- **What the exercise asks**
The answer must be every line from the listing that holds the string "JSON".
━━ Available data ━━
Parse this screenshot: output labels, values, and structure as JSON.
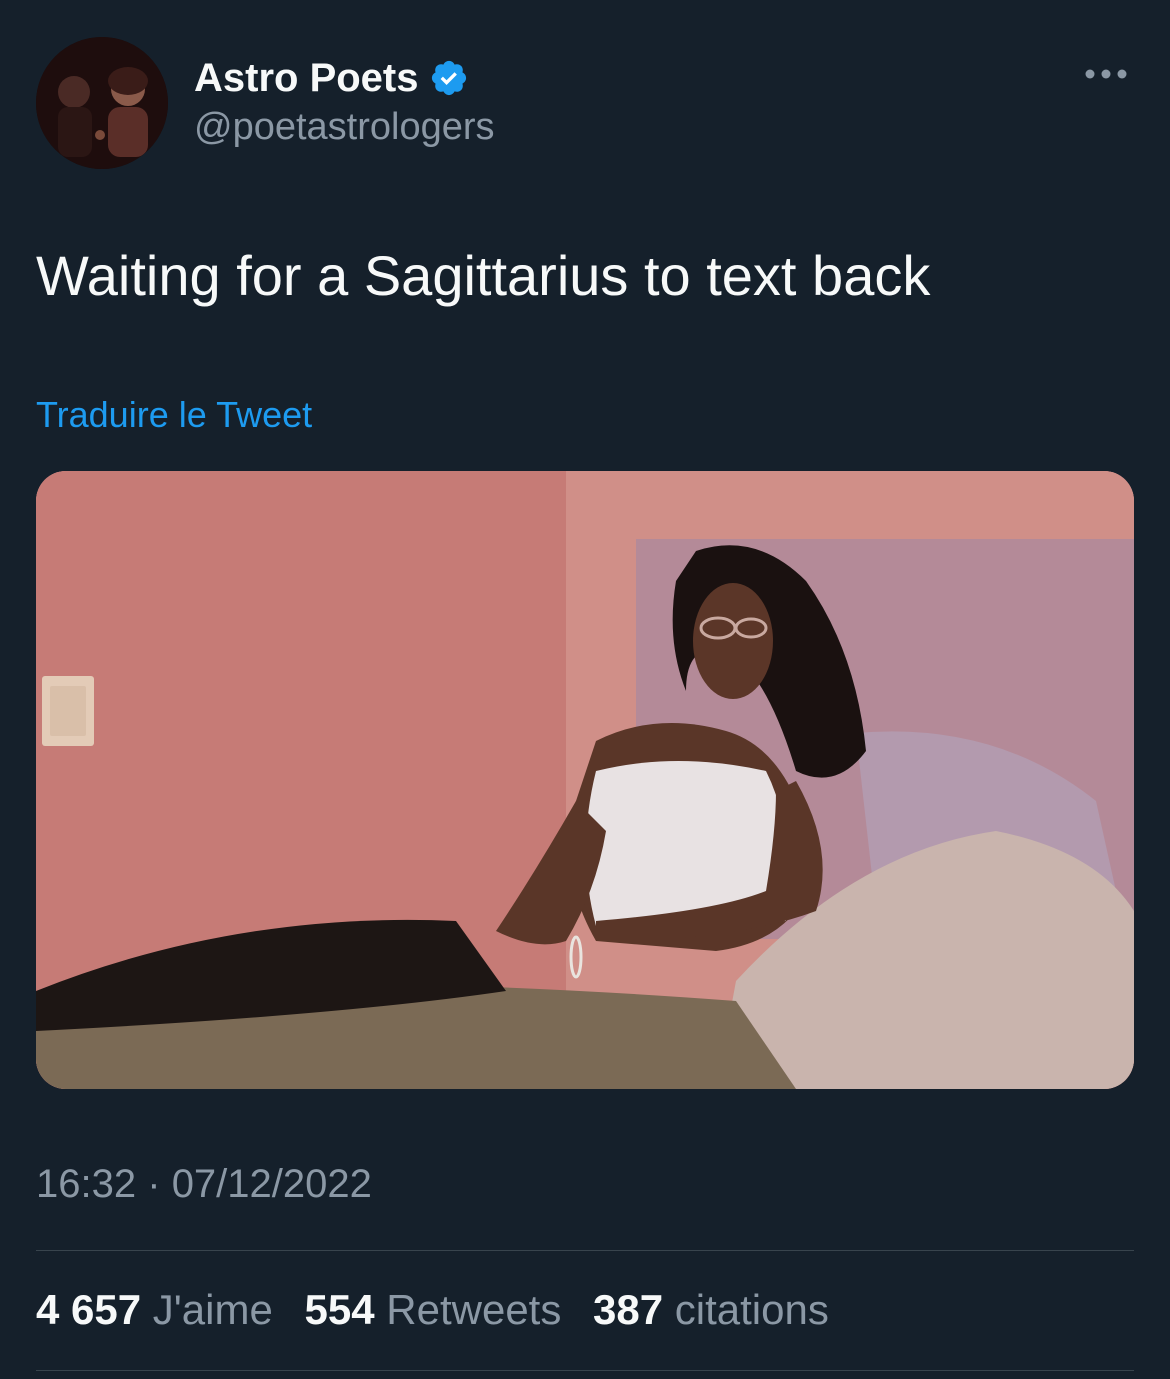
{
  "author": {
    "display_name": "Astro Poets",
    "handle": "@poetastrologers",
    "verified": true,
    "avatar_icon": "profile-photo-avatar",
    "verified_icon": "verified-badge-icon"
  },
  "menu": {
    "more_icon": "more-options-icon"
  },
  "tweet": {
    "text": "Waiting for a Sagittarius to text back",
    "translate_label": "Traduire le Tweet",
    "media_alt": "photo of a woman sitting on a bed waiting"
  },
  "meta": {
    "time": "16:32",
    "separator": "·",
    "date": "07/12/2022"
  },
  "stats": {
    "likes": {
      "count": "4 657",
      "label": "J'aime"
    },
    "retweets": {
      "count": "554",
      "label": "Retweets"
    },
    "quotes": {
      "count": "387",
      "label": "citations"
    }
  },
  "colors": {
    "background": "#15202b",
    "text_primary": "#f7f9f9",
    "text_secondary": "#8b98a5",
    "accent": "#1d9bf0",
    "divider": "#38444d"
  }
}
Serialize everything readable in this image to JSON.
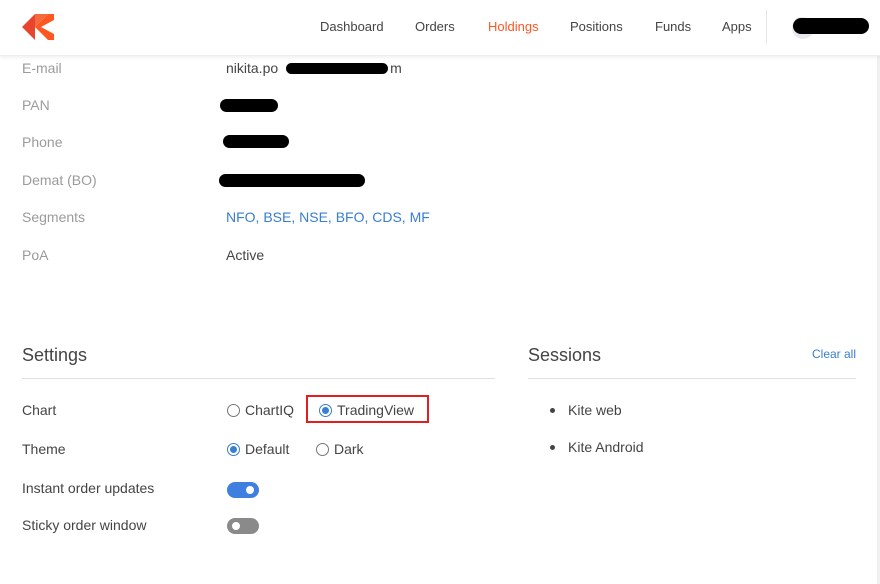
{
  "header": {
    "logo": "kite-logo",
    "nav": [
      {
        "label": "Dashboard",
        "active": false
      },
      {
        "label": "Orders",
        "active": false
      },
      {
        "label": "Holdings",
        "active": true
      },
      {
        "label": "Positions",
        "active": false
      },
      {
        "label": "Funds",
        "active": false
      },
      {
        "label": "Apps",
        "active": false
      }
    ],
    "accent_color": "#ff5722"
  },
  "profile": {
    "email_label": "E-mail",
    "email_value": "nikita.po",
    "email_suffix": "m",
    "pan_label": "PAN",
    "phone_label": "Phone",
    "demat_label": "Demat (BO)",
    "segments_label": "Segments",
    "segments_value": "NFO, BSE, NSE, BFO, CDS, MF",
    "poa_label": "PoA",
    "poa_value": "Active"
  },
  "settings": {
    "title": "Settings",
    "chart_label": "Chart",
    "chart_options": [
      "ChartIQ",
      "TradingView"
    ],
    "chart_selected": "TradingView",
    "theme_label": "Theme",
    "theme_options": [
      "Default",
      "Dark"
    ],
    "theme_selected": "Default",
    "instant_label": "Instant order updates",
    "instant_on": true,
    "sticky_label": "Sticky order window",
    "sticky_on": false
  },
  "sessions": {
    "title": "Sessions",
    "clear_label": "Clear all",
    "items": [
      "Kite web",
      "Kite Android"
    ]
  },
  "colors": {
    "link": "#387ed1",
    "highlight_box": "#e02020"
  }
}
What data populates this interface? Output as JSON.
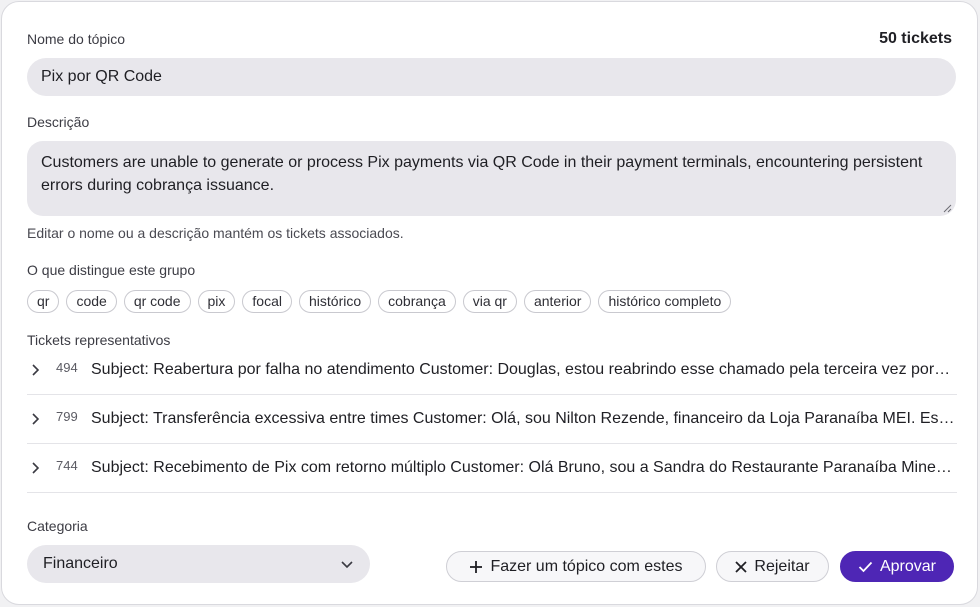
{
  "form": {
    "name_label": "Nome do tópico",
    "ticket_count": "50 tickets",
    "name_value": "Pix por QR Code",
    "description_label": "Descrição",
    "description_value": "Customers are unable to generate or process Pix payments via QR Code in their payment terminals, encountering persistent errors during cobrança issuance.",
    "hint": "Editar o nome ou a descrição mantém os tickets associados."
  },
  "keywords": {
    "label": "O que distingue este grupo",
    "items": [
      "qr",
      "code",
      "qr code",
      "pix",
      "focal",
      "histórico",
      "cobrança",
      "via qr",
      "anterior",
      "histórico completo"
    ]
  },
  "tickets": {
    "label": "Tickets representativos",
    "items": [
      {
        "id": "494",
        "subject": "Subject: Reabertura por falha no atendimento Customer: Douglas, estou reabrindo esse chamado pela terceira vez porque o problema continua"
      },
      {
        "id": "799",
        "subject": "Subject: Transferência excessiva entre times Customer: Olá, sou Nilton Rezende, financeiro da Loja Paranaíba MEI. Estou com problemas"
      },
      {
        "id": "744",
        "subject": "Subject: Recebimento de Pix com retorno múltiplo Customer: Olá Bruno, sou a Sandra do Restaurante Paranaíba Mineira e preciso de ajuda"
      }
    ]
  },
  "category": {
    "label": "Categoria",
    "selected": "Financeiro"
  },
  "actions": {
    "create_topic": "Fazer um tópico com estes",
    "reject": "Rejeitar",
    "approve": "Aprovar"
  },
  "icons": {
    "plus": "plus-icon",
    "close": "close-icon",
    "check": "check-icon",
    "chevron_down": "chevron-down-icon",
    "chevron_right": "chevron-right-icon"
  },
  "colors": {
    "primary": "#4e26b5",
    "input_bg": "#e8e7ec"
  }
}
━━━
- **Task output**
Parse this screenshot: output labels, values, and structure as JSON.
Serialize everything readable in this image to JSON.
What data populates this interface? Output as JSON.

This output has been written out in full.